App note: How to measure the power consumption of a peripheral


Application note from NXP Semiconductors on MCU peripheral power consumption measurement. Link here (PDF)

This Application Note outlines the steps to measure the power consumption of a peripheral and figure out some key points in the measurement. The document takes low-power timer (LPTMR) and LPUART as examples to introduce the method to measure the power consumption of peripheral. The test code is developed in IAR and FRDM-KE15Z board.

App note: TEA1938T GreenChip SMPS control IC


TEA1938T SMPS control IC application note from NXP Semiconductors. Link here (PDF)

The TEA1938T is a high-featured low-cost DCM and QR mode flyback converter controller. It provides high efficiency at all power levels and very low no-load power consumption at nominal output voltage in burst mode operation.

To minimize ripple, the burst mode uses a small hysteresis scheme. The TEA1938T is designed to support multiple-output-voltage applications like USB PD (Type C) power supplies. Typical applications include notebooks and tablet adapters, fast charging, and direct charging adapters.

App note: Using trench technology MOSFETs in hot swap applications


Safely use trench MOSFETs on hot swap application by determining its operation within its SOA in a limited time, app note from International Rectifier. Link here (PDF)

Hot Swap circuits are used to allow for “Hot Plugging” of circuit boards into back planes. The applications that require such functionality are mission critical, such as servers and communications equipment that must operate continuously. These circuit boards are usually employed in a rack mount system which consists of an array of boards that cannot be powered down. Thus hot swapping allows for a bad board in the array to be replaced without powering down the entire system.

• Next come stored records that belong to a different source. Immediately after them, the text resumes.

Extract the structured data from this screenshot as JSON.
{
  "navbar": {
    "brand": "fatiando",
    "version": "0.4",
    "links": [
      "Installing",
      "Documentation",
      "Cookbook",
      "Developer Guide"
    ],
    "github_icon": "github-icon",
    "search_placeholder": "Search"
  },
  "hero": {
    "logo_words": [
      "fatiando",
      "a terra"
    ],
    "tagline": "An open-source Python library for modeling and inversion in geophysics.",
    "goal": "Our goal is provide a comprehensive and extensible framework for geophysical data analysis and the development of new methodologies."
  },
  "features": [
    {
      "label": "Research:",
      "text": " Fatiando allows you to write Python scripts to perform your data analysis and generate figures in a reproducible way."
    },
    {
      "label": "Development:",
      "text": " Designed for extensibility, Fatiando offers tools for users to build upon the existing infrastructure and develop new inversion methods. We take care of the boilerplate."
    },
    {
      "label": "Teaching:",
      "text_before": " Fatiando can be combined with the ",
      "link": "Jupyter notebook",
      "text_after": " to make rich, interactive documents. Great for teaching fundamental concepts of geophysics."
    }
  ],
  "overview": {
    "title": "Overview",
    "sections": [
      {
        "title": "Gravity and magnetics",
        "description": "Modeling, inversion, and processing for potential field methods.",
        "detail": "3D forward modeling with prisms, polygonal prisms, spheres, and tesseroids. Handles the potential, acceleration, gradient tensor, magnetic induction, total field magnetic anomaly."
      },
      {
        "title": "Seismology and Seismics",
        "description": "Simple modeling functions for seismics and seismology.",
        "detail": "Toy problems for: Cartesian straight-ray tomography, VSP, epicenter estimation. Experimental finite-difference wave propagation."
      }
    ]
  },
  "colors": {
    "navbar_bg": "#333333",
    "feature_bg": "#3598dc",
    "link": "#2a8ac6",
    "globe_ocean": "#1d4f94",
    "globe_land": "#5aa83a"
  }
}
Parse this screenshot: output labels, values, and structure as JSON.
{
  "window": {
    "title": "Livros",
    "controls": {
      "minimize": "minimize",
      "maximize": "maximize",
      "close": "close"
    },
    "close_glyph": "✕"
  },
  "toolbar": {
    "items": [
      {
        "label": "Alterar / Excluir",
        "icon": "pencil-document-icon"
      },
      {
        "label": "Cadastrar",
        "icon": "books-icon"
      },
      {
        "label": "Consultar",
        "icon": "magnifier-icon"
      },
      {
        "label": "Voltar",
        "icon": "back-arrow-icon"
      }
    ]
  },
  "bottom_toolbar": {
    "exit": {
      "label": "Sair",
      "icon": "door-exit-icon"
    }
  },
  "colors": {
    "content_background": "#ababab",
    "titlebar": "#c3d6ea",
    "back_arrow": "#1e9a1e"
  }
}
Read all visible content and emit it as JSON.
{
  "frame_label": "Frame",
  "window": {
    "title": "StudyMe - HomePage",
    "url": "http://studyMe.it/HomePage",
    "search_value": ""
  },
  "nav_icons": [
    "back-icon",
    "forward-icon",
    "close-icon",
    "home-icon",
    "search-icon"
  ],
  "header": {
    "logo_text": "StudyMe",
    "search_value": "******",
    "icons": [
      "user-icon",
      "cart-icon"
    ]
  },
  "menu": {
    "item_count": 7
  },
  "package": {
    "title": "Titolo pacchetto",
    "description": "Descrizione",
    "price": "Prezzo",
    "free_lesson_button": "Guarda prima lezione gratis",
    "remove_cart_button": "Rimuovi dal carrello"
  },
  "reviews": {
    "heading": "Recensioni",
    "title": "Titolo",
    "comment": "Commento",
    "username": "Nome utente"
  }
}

In essence the Hot Swap circuit, which is between the board input rail and the rest of the board’s circuitry, is an inrush current limiter that allows for charging of the bulk capacitance in a controlled manner. Also faults, such as over current and overvoltage are managed by Hot Swap circuits.